Check out Optimal Fetal Positioning – How To Make Birth Easier for information about positions during labor and birth.
Lying down has been linked to an increase in birth interventions simply because women’s bodies aren’t designed to give birth uphill.
If you must rest, try to do so in an upright position, such as on a birth ball, or leaning over the back of a bed or chair.
Lying down on your side is a neutral gravity position and can keep weight off your tailbone. But try to avoid long periods of rest in a lying-down position.
You can read more in Giving Birth Upright – 9 Huge Benefits.
What positions help contractions?
The best positions to help with contractions are those your body tells you to adopt – where you’re more comfortable and the pain is less. They are usually upright positions.
As uterine surges increase, and during the second stage, your body will respond to the different messages it receives. Tuning into your intuition is important. More pain? then move this way or make this sound.
That’s why women move, dance, sing, shake their pelvises, and so on while in labor. It’s to help their bodies, and help contractions push the baby out.
When should I go into hospital with contractions?
Most pregnant women worry about getting to the hospital too early or too late after labor starts.
It’s recommended you don’t go to the hospital too early, as this can disturb the labor process.
If you wait until you’re closer to birth, you’ll settle back into the necessary headspace after the disruption of driving and checking into hospital.
Arriving too late, though, could mean giving birth in the car, on the side of the road, or in the hospital car park.
This isn’t necessarily bad, but if you’re not prepared for giving birth without support it can be a shock.
It’s important to find the sweet spot between too early and too late – unless you decide to give birth at home and have a midwife come to you.
Working out when to go to hospital depends on:
- Distance from home to hospital
- Traffic is likely to affect your progress
- Availability of carers for other children
- Your ability to have contractions in a static position.
The rule of thumb is to leave for hospital when:
- Contractions are 5 minutes apart, 1 minute long, for 1 hour
- You are no longer comfortable at home and want to head to hospital
- You are preterm, pregnant with multiples, or high risk.
Always call the hospital to let them know you’re on your way.
Read more in 7 Signs That Labor Is 24 To 48 Hours Away.

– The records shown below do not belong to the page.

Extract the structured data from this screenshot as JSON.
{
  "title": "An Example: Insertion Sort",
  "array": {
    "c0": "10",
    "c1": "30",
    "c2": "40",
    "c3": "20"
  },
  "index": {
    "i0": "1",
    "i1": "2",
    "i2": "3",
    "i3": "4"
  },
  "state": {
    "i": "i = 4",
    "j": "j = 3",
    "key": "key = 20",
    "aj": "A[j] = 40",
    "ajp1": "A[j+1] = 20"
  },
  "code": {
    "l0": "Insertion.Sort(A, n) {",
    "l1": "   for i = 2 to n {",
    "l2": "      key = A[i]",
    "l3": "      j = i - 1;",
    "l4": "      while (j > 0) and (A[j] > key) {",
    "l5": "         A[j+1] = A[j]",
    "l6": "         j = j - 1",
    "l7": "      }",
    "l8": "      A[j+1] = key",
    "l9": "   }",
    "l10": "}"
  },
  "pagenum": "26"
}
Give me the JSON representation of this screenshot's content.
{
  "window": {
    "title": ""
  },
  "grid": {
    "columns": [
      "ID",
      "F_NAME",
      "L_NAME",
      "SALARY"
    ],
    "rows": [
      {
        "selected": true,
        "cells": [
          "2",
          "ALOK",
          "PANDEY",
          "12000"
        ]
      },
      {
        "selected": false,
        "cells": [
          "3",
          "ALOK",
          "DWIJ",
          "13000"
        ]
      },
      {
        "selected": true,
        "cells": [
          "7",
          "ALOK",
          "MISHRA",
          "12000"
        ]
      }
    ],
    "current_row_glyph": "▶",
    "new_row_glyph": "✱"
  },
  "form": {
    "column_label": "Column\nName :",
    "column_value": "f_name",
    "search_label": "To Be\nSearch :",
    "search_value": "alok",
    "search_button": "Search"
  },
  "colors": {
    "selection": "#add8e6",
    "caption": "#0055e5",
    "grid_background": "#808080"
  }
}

You must always contact your healthcare provider if you feel contractions before 37 weeks of pregnancy; this might indicate preterm labor.
Watch for other signs such as a dull ache, vaginal bleeding, or your water breaks. If preterm labor is suspected, your doctor or midwife will provide medical advice on what prompt action is needed to avoid preterm birth.
You can read more in Premature Labour – Signs, Symptoms and Management.